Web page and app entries
------------------------------------------------------------------------

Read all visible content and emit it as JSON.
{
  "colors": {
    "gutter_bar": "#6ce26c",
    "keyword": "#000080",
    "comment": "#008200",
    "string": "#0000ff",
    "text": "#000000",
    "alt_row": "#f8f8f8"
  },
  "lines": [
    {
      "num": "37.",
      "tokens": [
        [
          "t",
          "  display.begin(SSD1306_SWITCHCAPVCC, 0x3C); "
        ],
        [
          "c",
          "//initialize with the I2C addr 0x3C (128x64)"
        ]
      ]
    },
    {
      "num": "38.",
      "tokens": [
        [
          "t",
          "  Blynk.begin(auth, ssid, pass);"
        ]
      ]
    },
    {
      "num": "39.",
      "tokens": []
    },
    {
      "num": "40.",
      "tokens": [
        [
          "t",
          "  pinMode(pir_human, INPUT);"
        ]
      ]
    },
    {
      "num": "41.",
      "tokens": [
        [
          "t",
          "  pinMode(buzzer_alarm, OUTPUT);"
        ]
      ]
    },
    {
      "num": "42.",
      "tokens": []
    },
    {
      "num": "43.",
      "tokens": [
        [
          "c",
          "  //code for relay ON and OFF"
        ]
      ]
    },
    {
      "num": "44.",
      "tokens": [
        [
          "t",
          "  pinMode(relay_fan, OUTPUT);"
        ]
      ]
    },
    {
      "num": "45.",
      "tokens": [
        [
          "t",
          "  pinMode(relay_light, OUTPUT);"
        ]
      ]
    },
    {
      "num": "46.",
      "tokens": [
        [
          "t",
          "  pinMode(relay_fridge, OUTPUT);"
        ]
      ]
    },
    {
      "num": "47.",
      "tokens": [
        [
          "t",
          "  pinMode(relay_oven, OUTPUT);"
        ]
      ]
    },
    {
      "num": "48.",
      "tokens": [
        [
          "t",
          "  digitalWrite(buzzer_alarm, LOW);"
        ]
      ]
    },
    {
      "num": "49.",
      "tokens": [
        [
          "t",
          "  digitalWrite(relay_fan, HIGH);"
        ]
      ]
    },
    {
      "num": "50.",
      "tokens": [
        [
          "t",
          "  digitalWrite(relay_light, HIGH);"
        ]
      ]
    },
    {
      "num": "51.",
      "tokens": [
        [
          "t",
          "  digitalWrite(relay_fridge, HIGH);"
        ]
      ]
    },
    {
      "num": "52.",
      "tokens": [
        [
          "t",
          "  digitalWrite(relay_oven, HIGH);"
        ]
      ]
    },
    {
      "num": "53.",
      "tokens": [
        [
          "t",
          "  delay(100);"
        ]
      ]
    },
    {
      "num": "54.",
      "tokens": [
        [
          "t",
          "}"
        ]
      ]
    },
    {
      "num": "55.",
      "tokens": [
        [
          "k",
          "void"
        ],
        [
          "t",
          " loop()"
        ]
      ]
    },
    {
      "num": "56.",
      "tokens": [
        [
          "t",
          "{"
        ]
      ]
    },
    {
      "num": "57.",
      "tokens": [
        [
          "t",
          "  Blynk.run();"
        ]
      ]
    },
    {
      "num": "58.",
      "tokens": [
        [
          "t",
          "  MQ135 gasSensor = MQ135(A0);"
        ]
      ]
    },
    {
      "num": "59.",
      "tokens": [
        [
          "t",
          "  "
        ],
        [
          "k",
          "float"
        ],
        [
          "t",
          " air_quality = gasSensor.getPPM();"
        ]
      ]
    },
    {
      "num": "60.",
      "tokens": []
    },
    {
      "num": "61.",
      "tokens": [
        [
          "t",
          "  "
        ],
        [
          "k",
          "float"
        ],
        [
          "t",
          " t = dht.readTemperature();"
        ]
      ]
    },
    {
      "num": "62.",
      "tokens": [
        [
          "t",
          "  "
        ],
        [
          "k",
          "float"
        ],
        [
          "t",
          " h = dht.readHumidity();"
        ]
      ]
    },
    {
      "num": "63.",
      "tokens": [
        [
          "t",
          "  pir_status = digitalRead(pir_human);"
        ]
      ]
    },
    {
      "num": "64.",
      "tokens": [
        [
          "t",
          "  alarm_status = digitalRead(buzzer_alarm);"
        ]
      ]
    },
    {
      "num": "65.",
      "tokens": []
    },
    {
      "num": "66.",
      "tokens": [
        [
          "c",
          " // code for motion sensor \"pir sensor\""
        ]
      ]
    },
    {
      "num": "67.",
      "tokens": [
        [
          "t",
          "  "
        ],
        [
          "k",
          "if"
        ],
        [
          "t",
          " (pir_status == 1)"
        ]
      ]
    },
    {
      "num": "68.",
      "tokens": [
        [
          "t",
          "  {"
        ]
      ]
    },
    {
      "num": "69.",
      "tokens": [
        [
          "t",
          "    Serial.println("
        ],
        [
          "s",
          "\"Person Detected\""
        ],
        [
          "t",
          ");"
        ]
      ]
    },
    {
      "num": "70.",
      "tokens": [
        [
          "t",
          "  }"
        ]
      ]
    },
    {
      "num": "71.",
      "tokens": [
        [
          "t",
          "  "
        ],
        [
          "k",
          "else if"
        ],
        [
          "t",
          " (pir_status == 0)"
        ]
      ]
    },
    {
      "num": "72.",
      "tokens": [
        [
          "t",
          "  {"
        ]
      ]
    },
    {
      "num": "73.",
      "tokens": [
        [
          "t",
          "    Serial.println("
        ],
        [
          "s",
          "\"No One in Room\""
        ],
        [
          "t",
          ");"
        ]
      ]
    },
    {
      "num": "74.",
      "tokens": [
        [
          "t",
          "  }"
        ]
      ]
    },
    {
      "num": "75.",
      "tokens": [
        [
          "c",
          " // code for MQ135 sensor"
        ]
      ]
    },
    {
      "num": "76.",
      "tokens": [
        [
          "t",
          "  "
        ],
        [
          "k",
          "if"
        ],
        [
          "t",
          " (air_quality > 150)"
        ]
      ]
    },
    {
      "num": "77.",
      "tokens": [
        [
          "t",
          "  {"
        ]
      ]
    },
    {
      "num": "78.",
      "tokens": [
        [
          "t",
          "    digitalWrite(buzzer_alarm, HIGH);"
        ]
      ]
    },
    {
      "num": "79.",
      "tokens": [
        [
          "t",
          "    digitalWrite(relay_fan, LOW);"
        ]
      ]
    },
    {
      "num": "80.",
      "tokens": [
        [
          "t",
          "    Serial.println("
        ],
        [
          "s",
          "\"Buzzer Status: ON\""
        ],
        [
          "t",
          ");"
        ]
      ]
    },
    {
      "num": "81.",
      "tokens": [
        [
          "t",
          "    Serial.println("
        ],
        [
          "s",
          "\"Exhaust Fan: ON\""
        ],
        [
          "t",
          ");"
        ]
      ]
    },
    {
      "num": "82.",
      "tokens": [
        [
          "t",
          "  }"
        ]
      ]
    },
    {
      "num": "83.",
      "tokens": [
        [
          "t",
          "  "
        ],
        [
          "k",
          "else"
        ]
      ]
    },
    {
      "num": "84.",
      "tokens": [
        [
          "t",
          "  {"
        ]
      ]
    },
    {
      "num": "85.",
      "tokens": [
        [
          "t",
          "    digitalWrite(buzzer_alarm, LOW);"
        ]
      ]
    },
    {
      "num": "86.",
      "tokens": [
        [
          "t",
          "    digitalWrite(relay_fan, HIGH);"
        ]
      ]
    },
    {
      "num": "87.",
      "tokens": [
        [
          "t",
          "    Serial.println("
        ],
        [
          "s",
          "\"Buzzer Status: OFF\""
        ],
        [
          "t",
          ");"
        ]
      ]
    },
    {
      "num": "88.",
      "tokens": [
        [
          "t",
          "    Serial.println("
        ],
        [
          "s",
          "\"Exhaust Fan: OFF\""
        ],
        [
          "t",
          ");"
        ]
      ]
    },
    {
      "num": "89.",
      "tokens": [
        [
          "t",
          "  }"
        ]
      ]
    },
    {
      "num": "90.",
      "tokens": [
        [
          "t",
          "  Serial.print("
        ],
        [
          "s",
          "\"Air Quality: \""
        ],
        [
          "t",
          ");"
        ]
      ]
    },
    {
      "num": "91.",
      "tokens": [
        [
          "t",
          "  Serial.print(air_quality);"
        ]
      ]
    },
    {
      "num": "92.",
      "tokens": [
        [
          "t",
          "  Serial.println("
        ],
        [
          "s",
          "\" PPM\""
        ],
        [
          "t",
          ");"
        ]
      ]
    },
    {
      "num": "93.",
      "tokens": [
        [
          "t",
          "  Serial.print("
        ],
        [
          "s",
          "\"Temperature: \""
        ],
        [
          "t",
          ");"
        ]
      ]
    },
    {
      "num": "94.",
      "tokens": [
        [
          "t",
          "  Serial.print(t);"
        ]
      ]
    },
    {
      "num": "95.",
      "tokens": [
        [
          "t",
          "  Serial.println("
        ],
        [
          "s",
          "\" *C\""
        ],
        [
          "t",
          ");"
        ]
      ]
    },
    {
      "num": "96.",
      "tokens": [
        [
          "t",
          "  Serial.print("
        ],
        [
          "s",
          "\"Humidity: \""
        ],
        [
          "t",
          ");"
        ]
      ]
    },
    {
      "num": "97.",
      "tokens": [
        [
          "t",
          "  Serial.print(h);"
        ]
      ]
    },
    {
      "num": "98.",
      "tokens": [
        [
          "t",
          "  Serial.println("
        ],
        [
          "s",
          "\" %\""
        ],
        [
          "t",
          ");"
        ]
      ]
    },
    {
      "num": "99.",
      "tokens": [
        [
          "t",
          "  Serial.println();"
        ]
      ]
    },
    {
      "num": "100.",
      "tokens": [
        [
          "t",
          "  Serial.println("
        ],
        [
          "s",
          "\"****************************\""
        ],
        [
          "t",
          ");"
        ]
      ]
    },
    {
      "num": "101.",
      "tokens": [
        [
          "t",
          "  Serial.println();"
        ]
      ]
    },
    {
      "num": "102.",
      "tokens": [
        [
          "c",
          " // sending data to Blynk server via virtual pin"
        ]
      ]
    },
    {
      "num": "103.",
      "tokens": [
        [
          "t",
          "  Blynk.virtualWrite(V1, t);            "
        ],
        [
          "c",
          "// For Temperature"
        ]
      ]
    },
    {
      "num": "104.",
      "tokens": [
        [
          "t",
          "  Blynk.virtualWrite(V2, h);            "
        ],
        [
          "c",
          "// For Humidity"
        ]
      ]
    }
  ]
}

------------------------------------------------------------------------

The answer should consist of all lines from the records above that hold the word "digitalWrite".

> YOUR SOLUTION
          "  digitalWrite(buzzer_alarm, LOW);"
          "  digitalWrite(relay_fan, HIGH);"
          "  digitalWrite(relay_light, HIGH);"
          "  digitalWrite(relay_fridge, HIGH);"
          "  digitalWrite(relay_oven, HIGH);"
          "    digitalWrite(buzzer_alarm, HIGH);"
          "    digitalWrite(relay_fan, LOW);"
          "    digitalWrite(buzzer_alarm, LOW);"
          "    digitalWrite(relay_fan, HIGH);"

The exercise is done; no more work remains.